Who introduced you to fly fishing?
My father, grandfather, and a close family friend
Can you tell us a little about your home waters and the fish you pursue there?
I’m fortunate to live within sight of the Methow River in north central Washington near the Canadian border. This incredibly scenic river flows down the east slope of the Cascade Mountains to the confluence with the Columbia River. It hosts rainbow, cutthroat, and bull trout as well as summer steelhead, chinook and coho salmon. There are also hundreds of alpine wilderness lakes within a day’s ride with horses and pack mules. Steelhead are the marquis fish in the Methow, though it is arguably the premier trout stream in Washington state. I also try to make several trips a year to Idaho’s famous Clearwater River, a spey casters paradise. My family homesteaded that area, so along with the Snake and Grand Ronde, it is my ancestral waters.
What's the height of the season for you? What time of year is your personal favorite?
It’s got to be October, the peak time for summer steelhead fishing throughout the Columbia basin. The weather is usually crisp and clear, the fall colors are on full display and the rivers full of fish. So many great rivers, so little time.
What are your favorite travel destinations? What's on the bucket list?
While the Methow is a glorious little river but my favorite has to be the Clearwater. It’s one of the few places where you can fish as far as you can cast; no rod or line is too long. Plus, the steelhead can get huge! Also love the spring creeks of the northern Rockies. My bucket list includes taiman in Mongolia, Kamchatka steelhead, and roosterfish in the surf.
What you like most about Thomas and Thomas rods? Which rods do you fish?
The impeccable fit, finish and materials of Thomas & Thomas rods go without saying, however there are two additional attributes that make them stand out above the others. First is the deep power in the blanks. These rods are so smooth and comfortable for routine casts, but when the time comes to put the wood to it, send one over the centerfield fence, the rods don’t balk, they ask for more. And second is that ineffable feeling you get when pull you one out of the tube: knowing that you are about to use something that is more than the right tool for the job. The rod is an extension of your consciousness, translating your mental picture of a cast into a perfect presentation on the water. My go-to rods are the DH1307-3 and, my new favorite, the DNA1498-4 though a few others are vying for a spot in the starting lineup.

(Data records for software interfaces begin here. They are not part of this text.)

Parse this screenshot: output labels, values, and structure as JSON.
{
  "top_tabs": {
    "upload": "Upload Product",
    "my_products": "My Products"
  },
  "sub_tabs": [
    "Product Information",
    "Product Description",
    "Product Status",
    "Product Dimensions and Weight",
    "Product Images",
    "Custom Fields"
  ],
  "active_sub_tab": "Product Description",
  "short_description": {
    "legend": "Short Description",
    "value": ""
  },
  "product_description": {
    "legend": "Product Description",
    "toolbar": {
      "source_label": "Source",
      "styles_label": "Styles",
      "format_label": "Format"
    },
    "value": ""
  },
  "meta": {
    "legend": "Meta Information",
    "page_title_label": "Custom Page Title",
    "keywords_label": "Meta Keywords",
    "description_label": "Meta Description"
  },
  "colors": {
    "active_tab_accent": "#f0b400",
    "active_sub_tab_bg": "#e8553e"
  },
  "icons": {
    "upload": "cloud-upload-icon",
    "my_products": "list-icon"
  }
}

What's your current go-to fly?
Right now it’s some variation of a soft hackle. Trout = soft hackle, steelhead = soft hackle. I just love the elegant simplicity….and ease of tying!
Other than fly tackle, what piece of gear do you find indispensable?
Without a doubt is would be my Leatherman multi-tool. I believe civilization would collapse without them
What's your ideal lunch when on the water? What do you actually pack?
In the old days it was Cool Ranch Doritos and Rainier Beer. Now that I’ve grown older and more sophisticated it’s extra dry salami, good peanuts, and Rainier Beer.
What fly fishing blogs/magazines do you read regularly?
Speypages, Poppy’s Spey Casting Forum, Steelheader’s Journal and Northwest Flyfishing.
When I'm not fishing you'll find me:
Doing any number of things depending on the season. In the fall I spend considerable time hunting upland birds with my German Wirehaired Pointers; makes for nice cast-and-blast trips. During the dead of winter I’ll be teaching alpine skiing at our local ski hill, or avoiding detection while skiing out of bounds at regional ski resorts. I’m doing more back county skiing as well. And in the spring and summer you’ll find me either on the river practicing spey casting or training horses.